Your objective
Report how many lines in the records below hold "network", with no other output.

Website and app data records
____

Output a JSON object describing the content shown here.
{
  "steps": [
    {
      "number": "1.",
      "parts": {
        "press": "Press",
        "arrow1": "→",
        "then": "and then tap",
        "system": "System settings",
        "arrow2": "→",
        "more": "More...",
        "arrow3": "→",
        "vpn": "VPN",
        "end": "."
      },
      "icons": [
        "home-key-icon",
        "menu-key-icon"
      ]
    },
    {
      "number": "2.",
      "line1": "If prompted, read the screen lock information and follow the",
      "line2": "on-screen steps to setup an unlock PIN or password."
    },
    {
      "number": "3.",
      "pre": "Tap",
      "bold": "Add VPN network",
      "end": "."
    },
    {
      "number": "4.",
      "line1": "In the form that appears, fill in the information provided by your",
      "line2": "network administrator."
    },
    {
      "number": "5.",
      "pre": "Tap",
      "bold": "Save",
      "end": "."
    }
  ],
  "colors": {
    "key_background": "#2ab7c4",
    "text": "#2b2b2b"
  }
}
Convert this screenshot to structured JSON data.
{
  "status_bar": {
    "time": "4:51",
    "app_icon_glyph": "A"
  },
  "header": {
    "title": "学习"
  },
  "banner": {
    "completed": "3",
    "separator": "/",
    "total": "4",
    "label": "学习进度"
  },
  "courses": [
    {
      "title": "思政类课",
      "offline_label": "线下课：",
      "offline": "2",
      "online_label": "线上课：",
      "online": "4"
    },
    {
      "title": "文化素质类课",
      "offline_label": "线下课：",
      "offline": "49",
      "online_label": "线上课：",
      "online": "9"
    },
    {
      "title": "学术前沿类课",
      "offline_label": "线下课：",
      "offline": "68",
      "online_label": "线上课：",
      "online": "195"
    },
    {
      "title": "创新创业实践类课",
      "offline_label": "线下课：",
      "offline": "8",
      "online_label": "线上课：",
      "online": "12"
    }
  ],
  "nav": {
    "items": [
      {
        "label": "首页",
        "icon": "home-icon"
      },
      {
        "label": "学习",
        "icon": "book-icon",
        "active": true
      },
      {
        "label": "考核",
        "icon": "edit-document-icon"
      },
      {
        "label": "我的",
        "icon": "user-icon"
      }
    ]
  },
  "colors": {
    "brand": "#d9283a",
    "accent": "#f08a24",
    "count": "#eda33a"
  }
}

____

Answer to the problem
2